■ Exercise brief ■
The answer must be every line below that holds the word "Erickson".

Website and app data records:
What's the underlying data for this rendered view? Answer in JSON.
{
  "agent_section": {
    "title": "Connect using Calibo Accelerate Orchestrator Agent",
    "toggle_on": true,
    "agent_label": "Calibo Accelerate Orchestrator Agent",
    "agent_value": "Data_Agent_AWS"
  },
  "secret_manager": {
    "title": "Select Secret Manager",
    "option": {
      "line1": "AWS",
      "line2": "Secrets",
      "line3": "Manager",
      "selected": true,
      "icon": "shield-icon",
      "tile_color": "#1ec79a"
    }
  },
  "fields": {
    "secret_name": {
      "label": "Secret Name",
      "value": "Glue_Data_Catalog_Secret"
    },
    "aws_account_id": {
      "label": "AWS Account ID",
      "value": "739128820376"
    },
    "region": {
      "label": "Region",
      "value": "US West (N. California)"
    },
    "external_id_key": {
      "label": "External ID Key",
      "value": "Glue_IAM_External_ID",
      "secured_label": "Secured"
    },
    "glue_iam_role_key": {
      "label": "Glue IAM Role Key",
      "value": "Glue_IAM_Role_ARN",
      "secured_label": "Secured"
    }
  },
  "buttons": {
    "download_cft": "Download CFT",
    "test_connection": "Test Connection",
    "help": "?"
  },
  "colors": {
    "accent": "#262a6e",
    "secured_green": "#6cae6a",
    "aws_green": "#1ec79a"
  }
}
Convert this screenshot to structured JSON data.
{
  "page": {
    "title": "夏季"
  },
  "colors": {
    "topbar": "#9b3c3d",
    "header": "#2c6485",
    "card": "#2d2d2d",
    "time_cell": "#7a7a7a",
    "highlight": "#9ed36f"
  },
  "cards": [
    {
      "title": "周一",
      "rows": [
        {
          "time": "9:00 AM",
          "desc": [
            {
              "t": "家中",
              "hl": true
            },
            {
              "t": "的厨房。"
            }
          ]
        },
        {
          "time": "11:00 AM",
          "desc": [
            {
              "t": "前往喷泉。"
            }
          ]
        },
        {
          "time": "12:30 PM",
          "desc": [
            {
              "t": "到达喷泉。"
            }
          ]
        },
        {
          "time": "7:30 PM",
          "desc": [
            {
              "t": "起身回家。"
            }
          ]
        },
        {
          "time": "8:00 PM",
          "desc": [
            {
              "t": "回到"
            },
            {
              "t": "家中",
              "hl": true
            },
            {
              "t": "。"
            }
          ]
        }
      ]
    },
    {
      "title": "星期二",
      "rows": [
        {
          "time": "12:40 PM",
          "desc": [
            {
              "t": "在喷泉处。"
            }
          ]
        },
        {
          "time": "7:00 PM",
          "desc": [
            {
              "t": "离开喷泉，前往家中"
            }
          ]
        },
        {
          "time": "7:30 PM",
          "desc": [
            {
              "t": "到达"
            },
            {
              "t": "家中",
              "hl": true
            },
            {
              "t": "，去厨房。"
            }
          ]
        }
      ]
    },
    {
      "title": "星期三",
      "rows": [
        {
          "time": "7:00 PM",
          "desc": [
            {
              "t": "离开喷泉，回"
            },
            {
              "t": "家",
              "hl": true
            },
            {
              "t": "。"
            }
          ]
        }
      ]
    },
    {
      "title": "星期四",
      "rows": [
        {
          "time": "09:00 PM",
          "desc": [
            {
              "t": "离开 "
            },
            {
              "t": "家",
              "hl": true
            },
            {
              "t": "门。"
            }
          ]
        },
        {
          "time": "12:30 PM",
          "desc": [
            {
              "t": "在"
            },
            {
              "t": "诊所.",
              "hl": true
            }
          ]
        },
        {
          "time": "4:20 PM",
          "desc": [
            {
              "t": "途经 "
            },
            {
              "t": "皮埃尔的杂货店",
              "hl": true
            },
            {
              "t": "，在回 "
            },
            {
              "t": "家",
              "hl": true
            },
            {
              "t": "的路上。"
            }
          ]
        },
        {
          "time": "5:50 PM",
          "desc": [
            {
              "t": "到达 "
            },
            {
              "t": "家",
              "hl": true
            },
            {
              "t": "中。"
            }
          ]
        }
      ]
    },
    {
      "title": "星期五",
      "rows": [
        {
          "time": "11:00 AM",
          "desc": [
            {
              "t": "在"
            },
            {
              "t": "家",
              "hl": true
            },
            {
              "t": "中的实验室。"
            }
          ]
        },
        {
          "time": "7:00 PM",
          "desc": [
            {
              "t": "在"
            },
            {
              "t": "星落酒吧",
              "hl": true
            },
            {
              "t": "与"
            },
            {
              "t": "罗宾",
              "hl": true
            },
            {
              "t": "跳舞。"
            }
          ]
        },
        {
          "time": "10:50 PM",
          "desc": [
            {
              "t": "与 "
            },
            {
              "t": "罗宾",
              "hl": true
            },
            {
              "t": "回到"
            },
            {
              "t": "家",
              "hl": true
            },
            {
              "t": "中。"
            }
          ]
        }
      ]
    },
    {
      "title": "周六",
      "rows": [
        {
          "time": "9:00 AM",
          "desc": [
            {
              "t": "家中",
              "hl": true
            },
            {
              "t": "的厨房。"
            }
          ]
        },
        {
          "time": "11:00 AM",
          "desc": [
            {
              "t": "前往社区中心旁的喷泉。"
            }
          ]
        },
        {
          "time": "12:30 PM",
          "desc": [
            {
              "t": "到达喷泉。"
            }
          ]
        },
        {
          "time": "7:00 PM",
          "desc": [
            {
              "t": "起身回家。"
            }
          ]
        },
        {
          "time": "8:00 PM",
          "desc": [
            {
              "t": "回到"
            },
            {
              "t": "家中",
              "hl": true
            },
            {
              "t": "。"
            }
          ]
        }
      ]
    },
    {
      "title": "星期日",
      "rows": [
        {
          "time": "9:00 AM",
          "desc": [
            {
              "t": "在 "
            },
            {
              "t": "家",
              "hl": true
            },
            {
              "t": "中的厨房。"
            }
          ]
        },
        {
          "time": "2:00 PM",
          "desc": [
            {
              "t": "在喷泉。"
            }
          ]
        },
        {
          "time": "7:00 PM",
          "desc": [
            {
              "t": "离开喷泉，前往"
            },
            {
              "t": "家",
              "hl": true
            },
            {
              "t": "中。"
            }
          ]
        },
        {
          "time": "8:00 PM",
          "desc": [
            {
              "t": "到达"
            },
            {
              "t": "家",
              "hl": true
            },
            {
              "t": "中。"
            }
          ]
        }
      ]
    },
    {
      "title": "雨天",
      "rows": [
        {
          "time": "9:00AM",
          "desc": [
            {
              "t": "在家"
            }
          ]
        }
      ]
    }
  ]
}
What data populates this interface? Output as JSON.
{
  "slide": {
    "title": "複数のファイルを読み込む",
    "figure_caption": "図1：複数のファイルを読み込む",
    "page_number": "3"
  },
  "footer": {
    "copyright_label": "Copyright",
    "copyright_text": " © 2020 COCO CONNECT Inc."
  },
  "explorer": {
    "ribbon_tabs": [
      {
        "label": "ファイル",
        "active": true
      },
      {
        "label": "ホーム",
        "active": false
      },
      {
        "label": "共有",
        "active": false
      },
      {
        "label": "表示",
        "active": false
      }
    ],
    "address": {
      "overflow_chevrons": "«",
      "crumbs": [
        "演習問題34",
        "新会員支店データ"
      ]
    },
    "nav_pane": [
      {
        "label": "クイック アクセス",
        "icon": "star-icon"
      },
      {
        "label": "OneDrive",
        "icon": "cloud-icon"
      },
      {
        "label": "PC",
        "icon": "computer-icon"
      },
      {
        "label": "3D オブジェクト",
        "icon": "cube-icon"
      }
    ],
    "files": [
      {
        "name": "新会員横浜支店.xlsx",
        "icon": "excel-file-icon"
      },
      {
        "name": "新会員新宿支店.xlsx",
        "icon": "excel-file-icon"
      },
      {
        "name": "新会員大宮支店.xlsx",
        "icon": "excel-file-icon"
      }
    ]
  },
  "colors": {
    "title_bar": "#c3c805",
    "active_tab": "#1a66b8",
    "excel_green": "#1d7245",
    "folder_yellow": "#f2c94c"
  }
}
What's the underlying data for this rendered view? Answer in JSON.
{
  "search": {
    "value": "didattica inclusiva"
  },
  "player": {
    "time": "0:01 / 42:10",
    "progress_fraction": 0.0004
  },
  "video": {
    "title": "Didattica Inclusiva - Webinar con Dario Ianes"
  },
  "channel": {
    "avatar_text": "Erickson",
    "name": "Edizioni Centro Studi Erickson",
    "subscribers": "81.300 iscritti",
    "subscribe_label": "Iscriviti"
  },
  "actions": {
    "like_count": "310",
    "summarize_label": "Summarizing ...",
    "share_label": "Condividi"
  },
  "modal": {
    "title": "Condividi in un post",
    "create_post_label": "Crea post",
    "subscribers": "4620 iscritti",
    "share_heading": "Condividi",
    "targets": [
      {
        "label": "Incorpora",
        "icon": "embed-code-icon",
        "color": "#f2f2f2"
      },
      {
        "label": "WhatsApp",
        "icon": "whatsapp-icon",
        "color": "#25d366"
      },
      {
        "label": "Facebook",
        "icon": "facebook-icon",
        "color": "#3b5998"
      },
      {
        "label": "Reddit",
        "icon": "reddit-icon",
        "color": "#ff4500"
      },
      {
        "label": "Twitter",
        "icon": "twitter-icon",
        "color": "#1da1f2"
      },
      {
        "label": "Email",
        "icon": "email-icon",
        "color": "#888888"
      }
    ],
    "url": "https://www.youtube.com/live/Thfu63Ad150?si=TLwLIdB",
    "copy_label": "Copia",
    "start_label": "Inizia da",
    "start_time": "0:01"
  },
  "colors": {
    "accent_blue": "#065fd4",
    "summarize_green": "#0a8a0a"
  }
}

■ Exercise response ■
    "avatar_text": "Erickson",
    "name": "Edizioni Centro Studi Erickson",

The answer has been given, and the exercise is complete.